§ **Data excerpts**:
....................
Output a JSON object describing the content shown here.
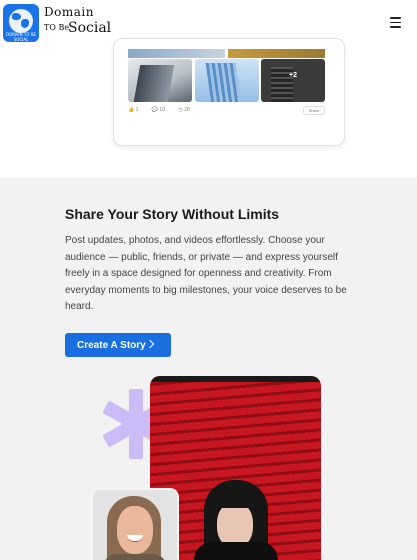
{
  "brand": {
    "name_line1": "Domain",
    "name_line2a": "TO Be",
    "name_line2b": "Social",
    "badge_text": "DOMAIN TO BE SOCIAL",
    "logo_icon": "globe-icon",
    "color": "#1a73e8"
  },
  "header": {
    "menu_icon": "hamburger-menu-icon"
  },
  "preview_card": {
    "more_photos": "+2",
    "likes": "1",
    "comments": "10",
    "views": "20",
    "share_label": "Share"
  },
  "section": {
    "title": "Share Your Story Without Limits",
    "body": "Post updates, photos, and videos effortlessly. Choose your audience — public, friends, or private — and express yourself freely in a space designed for openness and creativity. From everyday moments to big milestones, your voice deserves to be heard.",
    "cta_label": "Create A Story",
    "cta_icon": "chevron-right-icon",
    "cta_color": "#1a6fe0",
    "accent_shape_color": "#cbbcf7"
  }
}
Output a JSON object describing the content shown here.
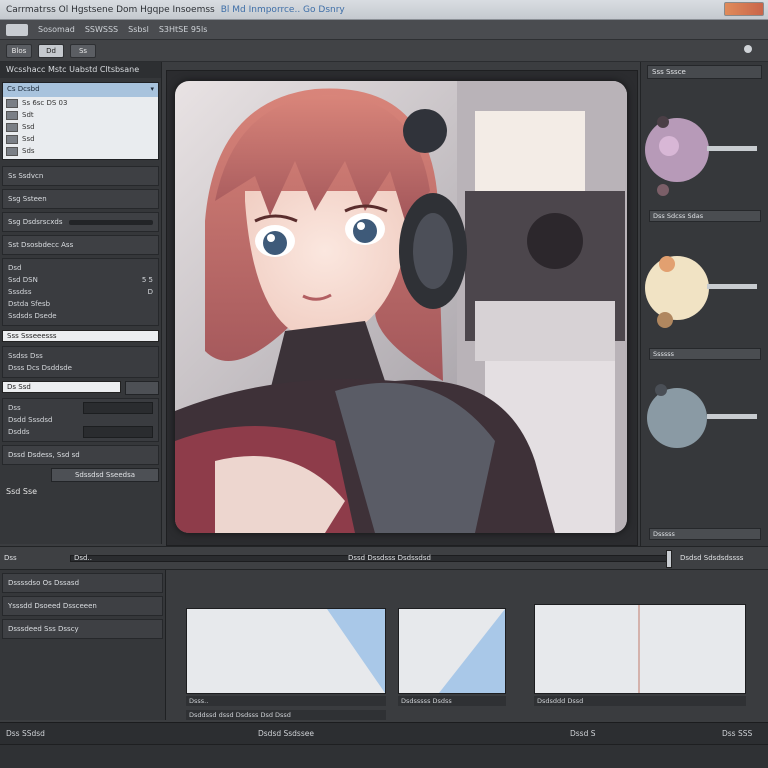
{
  "window": {
    "title": "Carrmatrss Ol Hgstsene Dom Hgqpe Insoemss",
    "title_accent": "Bl Md Inmporrce.. Go Dsnry"
  },
  "menu": {
    "items": [
      "Sosomad",
      "SSWSSS",
      "Ssbsl",
      "S3HtSE 95ls"
    ]
  },
  "toolbar": {
    "buttons": [
      "Blos",
      "Dd",
      "Ss"
    ]
  },
  "left_panel": {
    "header": "Wcsshacc Mstc Uabstd Cltsbsane",
    "layer_list": {
      "title": "Cs Dcsbd",
      "layers": [
        "Ss 6sc DS 03",
        "Sdt",
        "Ssd",
        "Ssd",
        "Sds"
      ]
    },
    "section_1": "Ss Ssdvcn",
    "section_2": "Ssg Ssteen",
    "section_3": "Ssg Dsdsrscxds",
    "section_4": "Sst Dsosbdecc Ass",
    "props": {
      "title": "Dsd",
      "lines": [
        "Ssd DSN",
        "Sssdss",
        "Dstda Sfesb",
        "Ssdsds Dsede"
      ],
      "values": [
        "5 5",
        "D",
        ""
      ]
    },
    "white_field": "Sss Ssseeesss",
    "field_rows": [
      "Ssdss Dss",
      "Dsss Dcs Dsddsde"
    ],
    "white_field_2": "Ds Ssd",
    "extra_rows": [
      "Dss",
      "Dsdd Sssdsd",
      "Dsdds"
    ],
    "bottom_rows": [
      "Dssd Dsdess, Ssd sd",
      "Sdssdsd Sseedsa",
      "Ssd Sse"
    ]
  },
  "right_panel": {
    "header": "Sss Sssce",
    "labels": [
      "Dss Sdcss Sdas",
      "Ssssss",
      "Dsssss"
    ]
  },
  "scrubber": {
    "label_left": "Dss",
    "label_left_2": "Dsd..",
    "label_mid": "Dssd Dssdsss Dsdssdsd",
    "label_right": "Dsdsd Sdsdsdssss"
  },
  "bottom_left": {
    "rows": [
      "Dssssdso Os Dssasd",
      "Ysssdd Dsoeed Dssceeen",
      "Dsssdeed Sss Dsscy"
    ]
  },
  "previews": {
    "captions": [
      "Dsss..",
      "Dsddssd dssd Dsdsss Dsd Dssd",
      "Dsdsssss Dsdss",
      "Dsdsddd Dssd"
    ]
  },
  "status": {
    "left": "Dss SSdsd",
    "mid": "Dsdsd Ssdssee",
    "right": "Dssd S",
    "far_right": "Dss SSS"
  },
  "colors": {
    "accent": "#3f6fa8",
    "panel": "#35373a",
    "selection": "#a8c3dd"
  }
}
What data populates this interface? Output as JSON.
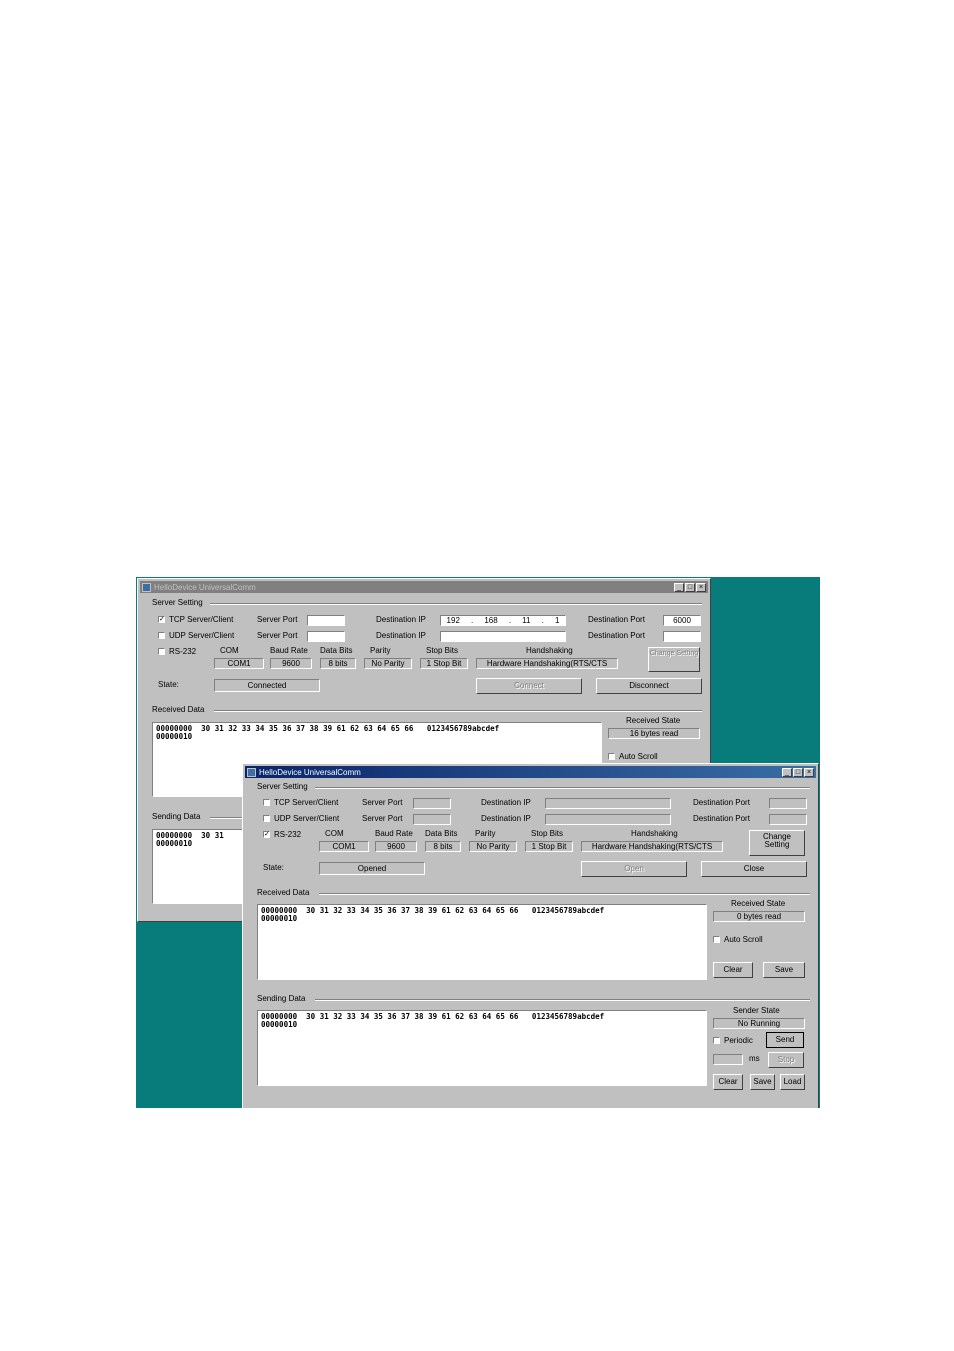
{
  "back_window": {
    "title": "HelloDevice UniversalComm",
    "server_setting": "Server Setting",
    "tcp_label": "TCP Server/Client",
    "tcp_checked": "✓",
    "udp_label": "UDP Server/Client",
    "udp_checked": "",
    "rs232_label": "RS-232",
    "rs232_checked": "",
    "server_port_label": "Server Port",
    "dest_ip_label": "Destination IP",
    "dest_port_label": "Destination Port",
    "tcp_server_port": "",
    "tcp_dest_ip": [
      "192",
      "168",
      "11",
      "1"
    ],
    "tcp_dest_port": "6000",
    "udp_server_port": "",
    "udp_dest_ip": "",
    "udp_dest_port": "",
    "com_label": "COM",
    "baud_label": "Baud Rate",
    "databits_label": "Data Bits",
    "parity_label": "Parity",
    "stopbits_label": "Stop Bits",
    "handshaking_label": "Handshaking",
    "com_value": "COM1",
    "baud_value": "9600",
    "databits_value": "8 bits",
    "parity_value": "No Parity",
    "stopbits_value": "1 Stop Bit",
    "handshaking_value": "Hardware Handshaking(RTS/CTS",
    "change_setting": "Change Setting",
    "state_label": "State:",
    "state_value": "Connected",
    "connect_button": "Connect",
    "disconnect_button": "Disconnect",
    "received_data_label": "Received Data",
    "received_line1": "00000000  30 31 32 33 34 35 36 37 38 39 61 62 63 64 65 66   0123456789abcdef",
    "received_line2": "00000010",
    "received_state_label": "Received State",
    "received_state_value": "16 bytes read",
    "auto_scroll": "Auto Scroll",
    "sending_data_label": "Sending Data",
    "sending_line1": "00000000  30 31",
    "sending_line2": "00000010"
  },
  "front_window": {
    "title": "HelloDevice UniversalComm",
    "server_setting": "Server Setting",
    "tcp_label": "TCP Server/Client",
    "tcp_checked": "",
    "udp_label": "UDP Server/Client",
    "udp_checked": "",
    "rs232_label": "RS-232",
    "rs232_checked": "✓",
    "server_port_label": "Server Port",
    "dest_ip_label": "Destination IP",
    "dest_port_label": "Destination Port",
    "com_label": "COM",
    "baud_label": "Baud Rate",
    "databits_label": "Data Bits",
    "parity_label": "Parity",
    "stopbits_label": "Stop Bits",
    "handshaking_label": "Handshaking",
    "com_value": "COM1",
    "baud_value": "9600",
    "databits_value": "8 bits",
    "parity_value": "No Parity",
    "stopbits_value": "1 Stop Bit",
    "handshaking_value": "Hardware Handshaking(RTS/CTS",
    "change_setting_line1": "Change",
    "change_setting_line2": "Setting",
    "state_label": "State:",
    "state_value": "Opened",
    "open_button": "Open",
    "close_button": "Close",
    "received_data_label": "Received Data",
    "received_line1": "00000000  30 31 32 33 34 35 36 37 38 39 61 62 63 64 65 66   0123456789abcdef",
    "received_line2": "00000010",
    "received_state_label": "Received State",
    "received_state_value": "0 bytes read",
    "auto_scroll": "Auto Scroll",
    "clear_button": "Clear",
    "save_button": "Save",
    "sending_data_label": "Sending Data",
    "sending_line1": "00000000  30 31 32 33 34 35 36 37 38 39 61 62 63 64 65 66   0123456789abcdef",
    "sending_line2": "00000010",
    "sender_state_label": "Sender State",
    "sender_state_value": "No Running",
    "periodic_label": "Periodic",
    "send_button": "Send",
    "interval_value": "",
    "ms_label": "ms",
    "stop_button": "Stop",
    "send_clear_button": "Clear",
    "send_save_button": "Save",
    "load_button": "Load"
  },
  "title_buttons": {
    "minimize": "_",
    "maximize": "□",
    "close": "×"
  },
  "colors": {
    "desktop": "#087b7b",
    "window": "#c0c0c0",
    "active_title": "#0a246a",
    "inactive_title": "#808080"
  }
}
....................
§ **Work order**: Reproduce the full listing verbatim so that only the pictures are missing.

§ **Answer section**:
Output a JSON object describing the content shown here.
{
  "brand": {
    "name_line1": "Domain",
    "name_line2a": "TO Be",
    "name_line2b": "Social",
    "badge_text": "DOMAIN TO BE SOCIAL",
    "logo_icon": "globe-icon",
    "color": "#1a73e8"
  },
  "header": {
    "menu_icon": "hamburger-menu-icon"
  },
  "preview_card": {
    "more_photos": "+2",
    "likes": "1",
    "comments": "10",
    "views": "20",
    "share_label": "Share"
  },
  "section": {
    "title": "Share Your Story Without Limits",
    "body": "Post updates, photos, and videos effortlessly. Choose your audience — public, friends, or private — and express yourself freely in a space designed for openness and creativity. From everyday moments to big milestones, your voice deserves to be heard.",
    "cta_label": "Create A Story",
    "cta_icon": "chevron-right-icon",
    "cta_color": "#1a6fe0",
    "accent_shape_color": "#cbbcf7"
  }
}
Output a JSON object describing the content shown here.
{
  "window": {
    "title": "Carrmatrss Ol Hgstsene Dom Hgqpe Insoemss",
    "title_accent": "Bl Md Inmporrce.. Go Dsnry"
  },
  "menu": {
    "items": [
      "Sosomad",
      "SSWSSS",
      "Ssbsl",
      "S3HtSE 95ls"
    ]
  },
  "toolbar": {
    "buttons": [
      "Blos",
      "Dd",
      "Ss"
    ]
  },
  "left_panel": {
    "header": "Wcsshacc Mstc Uabstd Cltsbsane",
    "layer_list": {
      "title": "Cs Dcsbd",
      "layers": [
        "Ss 6sc DS 03",
        "Sdt",
        "Ssd",
        "Ssd",
        "Sds"
      ]
    },
    "section_1": "Ss Ssdvcn",
    "section_2": "Ssg Ssteen",
    "section_3": "Ssg Dsdsrscxds",
    "section_4": "Sst Dsosbdecc Ass",
    "props": {
      "title": "Dsd",
      "lines": [
        "Ssd DSN",
        "Sssdss",
        "Dstda Sfesb",
        "Ssdsds Dsede"
      ],
      "values": [
        "5 5",
        "D",
        ""
      ]
    },
    "white_field": "Sss Ssseeesss",
    "field_rows": [
      "Ssdss Dss",
      "Dsss Dcs Dsddsde"
    ],
    "white_field_2": "Ds Ssd",
    "extra_rows": [
      "Dss",
      "Dsdd Sssdsd",
      "Dsdds"
    ],
    "bottom_rows": [
      "Dssd Dsdess, Ssd sd",
      "Sdssdsd Sseedsa",
      "Ssd Sse"
    ]
  },
  "right_panel": {
    "header": "Sss Sssce",
    "labels": [
      "Dss Sdcss Sdas",
      "Ssssss",
      "Dsssss"
    ]
  },
  "scrubber": {
    "label_left": "Dss",
    "label_left_2": "Dsd..",
    "label_mid": "Dssd Dssdsss Dsdssdsd",
    "label_right": "Dsdsd Sdsdsdssss"
  },
  "bottom_left": {
    "rows": [
      "Dssssdso Os Dssasd",
      "Ysssdd Dsoeed Dssceeen",
      "Dsssdeed Sss Dsscy"
    ]
  },
  "previews": {
    "captions": [
      "Dsss..",
      "Dsddssd dssd Dsdsss Dsd Dssd",
      "Dsdsssss Dsdss",
      "Dsdsddd Dssd"
    ]
  },
  "status": {
    "left": "Dss SSdsd",
    "mid": "Dsdsd Ssdssee",
    "right": "Dssd S",
    "far_right": "Dss SSS"
  },
  "colors": {
    "accent": "#3f6fa8",
    "panel": "#35373a",
    "selection": "#a8c3dd"
  }
}
What data populates this interface? Output as JSON.
{
  "back_window": {
    "title": "HelloDevice UniversalComm",
    "server_setting": "Server Setting",
    "tcp_label": "TCP Server/Client",
    "tcp_checked": "✓",
    "udp_label": "UDP Server/Client",
    "udp_checked": "",
    "rs232_label": "RS-232",
    "rs232_checked": "",
    "server_port_label": "Server Port",
    "dest_ip_label": "Destination IP",
    "dest_port_label": "Destination Port",
    "tcp_server_port": "",
    "tcp_dest_ip": [
      "192",
      "168",
      "11",
      "1"
    ],
    "tcp_dest_port": "6000",
    "udp_server_port": "",
    "udp_dest_ip": "",
    "udp_dest_port": "",
    "com_label": "COM",
    "baud_label": "Baud Rate",
    "databits_label": "Data Bits",
    "parity_label": "Parity",
    "stopbits_label": "Stop Bits",
    "handshaking_label": "Handshaking",
    "com_value": "COM1",
    "baud_value": "9600",
    "databits_value": "8 bits",
    "parity_value": "No Parity",
    "stopbits_value": "1 Stop Bit",
    "handshaking_value": "Hardware Handshaking(RTS/CTS",
    "change_setting": "Change Setting",
    "state_label": "State:",
    "state_value": "Connected",
    "connect_button": "Connect",
    "disconnect_button": "Disconnect",
    "received_data_label": "Received Data",
    "received_line1": "00000000  30 31 32 33 34 35 36 37 38 39 61 62 63 64 65 66   0123456789abcdef",
    "received_line2": "00000010",
    "received_state_label": "Received State",
    "received_state_value": "16 bytes read",
    "auto_scroll": "Auto Scroll",
    "sending_data_label": "Sending Data",
    "sending_line1": "00000000  30 31",
    "sending_line2": "00000010"
  },
  "front_window": {
    "title": "HelloDevice UniversalComm",
    "server_setting": "Server Setting",
    "tcp_label": "TCP Server/Client",
    "tcp_checked": "",
    "udp_label": "UDP Server/Client",
    "udp_checked": "",
    "rs232_label": "RS-232",
    "rs232_checked": "✓",
    "server_port_label": "Server Port",
    "dest_ip_label": "Destination IP",
    "dest_port_label": "Destination Port",
    "com_label": "COM",
    "baud_label": "Baud Rate",
    "databits_label": "Data Bits",
    "parity_label": "Parity",
    "stopbits_label": "Stop Bits",
    "handshaking_label": "Handshaking",
    "com_value": "COM1",
    "baud_value": "9600",
    "databits_value": "8 bits",
    "parity_value": "No Parity",
    "stopbits_value": "1 Stop Bit",
    "handshaking_value": "Hardware Handshaking(RTS/CTS",
    "change_setting_line1": "Change",
    "change_setting_line2": "Setting",
    "state_label": "State:",
    "state_value": "Opened",
    "open_button": "Open",
    "close_button": "Close",
    "received_data_label": "Received Data",
    "received_line1": "00000000  30 31 32 33 34 35 36 37 38 39 61 62 63 64 65 66   0123456789abcdef",
    "received_line2": "00000010",
    "received_state_label": "Received State",
    "received_state_value": "0 bytes read",
    "auto_scroll": "Auto Scroll",
    "clear_button": "Clear",
    "save_button": "Save",
    "sending_data_label": "Sending Data",
    "sending_line1": "00000000  30 31 32 33 34 35 36 37 38 39 61 62 63 64 65 66   0123456789abcdef",
    "sending_line2": "00000010",
    "sender_state_label": "Sender State",
    "sender_state_value": "No Running",
    "periodic_label": "Periodic",
    "send_button": "Send",
    "interval_value": "",
    "ms_label": "ms",
    "stop_button": "Stop",
    "send_clear_button": "Clear",
    "send_save_button": "Save",
    "load_button": "Load"
  },
  "title_buttons": {
    "minimize": "_",
    "maximize": "□",
    "close": "×"
  },
  "colors": {
    "desktop": "#087b7b",
    "window": "#c0c0c0",
    "active_title": "#0a246a",
    "inactive_title": "#808080"
  }
}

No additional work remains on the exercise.